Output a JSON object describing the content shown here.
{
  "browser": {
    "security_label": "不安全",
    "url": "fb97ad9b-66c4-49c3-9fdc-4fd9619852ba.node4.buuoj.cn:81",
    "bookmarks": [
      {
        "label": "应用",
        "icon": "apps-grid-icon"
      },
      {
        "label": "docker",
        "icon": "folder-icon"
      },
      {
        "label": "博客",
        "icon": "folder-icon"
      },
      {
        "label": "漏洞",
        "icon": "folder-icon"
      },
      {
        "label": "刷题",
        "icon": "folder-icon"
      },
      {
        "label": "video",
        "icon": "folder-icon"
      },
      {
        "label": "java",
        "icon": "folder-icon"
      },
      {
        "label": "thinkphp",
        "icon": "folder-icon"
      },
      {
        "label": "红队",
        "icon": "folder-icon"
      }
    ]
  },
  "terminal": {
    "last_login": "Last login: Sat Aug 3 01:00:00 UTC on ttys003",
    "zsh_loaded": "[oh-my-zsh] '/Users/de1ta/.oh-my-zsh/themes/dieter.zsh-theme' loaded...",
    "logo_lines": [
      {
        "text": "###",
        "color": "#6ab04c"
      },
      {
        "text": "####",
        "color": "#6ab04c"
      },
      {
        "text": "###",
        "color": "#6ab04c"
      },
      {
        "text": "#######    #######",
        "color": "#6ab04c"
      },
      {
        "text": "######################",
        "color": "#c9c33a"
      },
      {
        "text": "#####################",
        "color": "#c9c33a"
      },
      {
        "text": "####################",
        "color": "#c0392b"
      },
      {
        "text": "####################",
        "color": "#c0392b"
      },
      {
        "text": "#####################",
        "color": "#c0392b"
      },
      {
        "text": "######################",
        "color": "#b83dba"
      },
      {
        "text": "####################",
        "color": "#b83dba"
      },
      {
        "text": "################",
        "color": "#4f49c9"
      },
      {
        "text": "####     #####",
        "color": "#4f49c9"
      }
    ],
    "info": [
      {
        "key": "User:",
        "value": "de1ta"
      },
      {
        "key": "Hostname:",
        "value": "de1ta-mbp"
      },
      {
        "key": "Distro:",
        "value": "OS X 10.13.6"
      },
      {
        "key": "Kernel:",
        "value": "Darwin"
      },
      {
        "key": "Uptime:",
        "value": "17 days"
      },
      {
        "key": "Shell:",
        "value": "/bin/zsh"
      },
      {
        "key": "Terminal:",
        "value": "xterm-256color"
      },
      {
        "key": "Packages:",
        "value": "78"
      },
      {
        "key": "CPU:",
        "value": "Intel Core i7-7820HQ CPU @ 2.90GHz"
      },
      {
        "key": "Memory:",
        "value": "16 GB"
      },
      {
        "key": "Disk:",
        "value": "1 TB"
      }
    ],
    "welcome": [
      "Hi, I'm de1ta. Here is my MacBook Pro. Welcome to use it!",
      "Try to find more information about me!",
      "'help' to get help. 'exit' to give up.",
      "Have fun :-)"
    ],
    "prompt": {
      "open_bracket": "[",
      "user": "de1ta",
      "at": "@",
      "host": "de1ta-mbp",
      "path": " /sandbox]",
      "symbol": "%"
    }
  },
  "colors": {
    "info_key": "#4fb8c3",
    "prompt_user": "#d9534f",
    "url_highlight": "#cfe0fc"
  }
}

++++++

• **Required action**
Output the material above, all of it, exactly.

• **Your response**
Output a JSON object describing the content shown here.
{
  "browser": {
    "security_label": "不安全",
    "url": "fb97ad9b-66c4-49c3-9fdc-4fd9619852ba.node4.buuoj.cn:81",
    "bookmarks": [
      {
        "label": "应用",
        "icon": "apps-grid-icon"
      },
      {
        "label": "docker",
        "icon": "folder-icon"
      },
      {
        "label": "博客",
        "icon": "folder-icon"
      },
      {
        "label": "漏洞",
        "icon": "folder-icon"
      },
      {
        "label": "刷题",
        "icon": "folder-icon"
      },
      {
        "label": "video",
        "icon": "folder-icon"
      },
      {
        "label": "java",
        "icon": "folder-icon"
      },
      {
        "label": "thinkphp",
        "icon": "folder-icon"
      },
      {
        "label": "红队",
        "icon": "folder-icon"
      }
    ]
  },
  "terminal": {
    "last_login": "Last login: Sat Aug 3 01:00:00 UTC on ttys003",
    "zsh_loaded": "[oh-my-zsh] '/Users/de1ta/.oh-my-zsh/themes/dieter.zsh-theme' loaded...",
    "logo_lines": [
      {
        "text": "###",
        "color": "#6ab04c"
      },
      {
        "text": "####",
        "color": "#6ab04c"
      },
      {
        "text": "###",
        "color": "#6ab04c"
      },
      {
        "text": "#######    #######",
        "color": "#6ab04c"
      },
      {
        "text": "######################",
        "color": "#c9c33a"
      },
      {
        "text": "#####################",
        "color": "#c9c33a"
      },
      {
        "text": "####################",
        "color": "#c0392b"
      },
      {
        "text": "####################",
        "color": "#c0392b"
      },
      {
        "text": "#####################",
        "color": "#c0392b"
      },
      {
        "text": "######################",
        "color": "#b83dba"
      },
      {
        "text": "####################",
        "color": "#b83dba"
      },
      {
        "text": "################",
        "color": "#4f49c9"
      },
      {
        "text": "####     #####",
        "color": "#4f49c9"
      }
    ],
    "info": [
      {
        "key": "User:",
        "value": "de1ta"
      },
      {
        "key": "Hostname:",
        "value": "de1ta-mbp"
      },
      {
        "key": "Distro:",
        "value": "OS X 10.13.6"
      },
      {
        "key": "Kernel:",
        "value": "Darwin"
      },
      {
        "key": "Uptime:",
        "value": "17 days"
      },
      {
        "key": "Shell:",
        "value": "/bin/zsh"
      },
      {
        "key": "Terminal:",
        "value": "xterm-256color"
      },
      {
        "key": "Packages:",
        "value": "78"
      },
      {
        "key": "CPU:",
        "value": "Intel Core i7-7820HQ CPU @ 2.90GHz"
      },
      {
        "key": "Memory:",
        "value": "16 GB"
      },
      {
        "key": "Disk:",
        "value": "1 TB"
      }
    ],
    "welcome": [
      "Hi, I'm de1ta. Here is my MacBook Pro. Welcome to use it!",
      "Try to find more information about me!",
      "'help' to get help. 'exit' to give up.",
      "Have fun :-)"
    ],
    "prompt": {
      "open_bracket": "[",
      "user": "de1ta",
      "at": "@",
      "host": "de1ta-mbp",
      "path": " /sandbox]",
      "symbol": "%"
    }
  },
  "colors": {
    "info_key": "#4fb8c3",
    "prompt_user": "#d9534f",
    "url_highlight": "#cfe0fc"
  }
}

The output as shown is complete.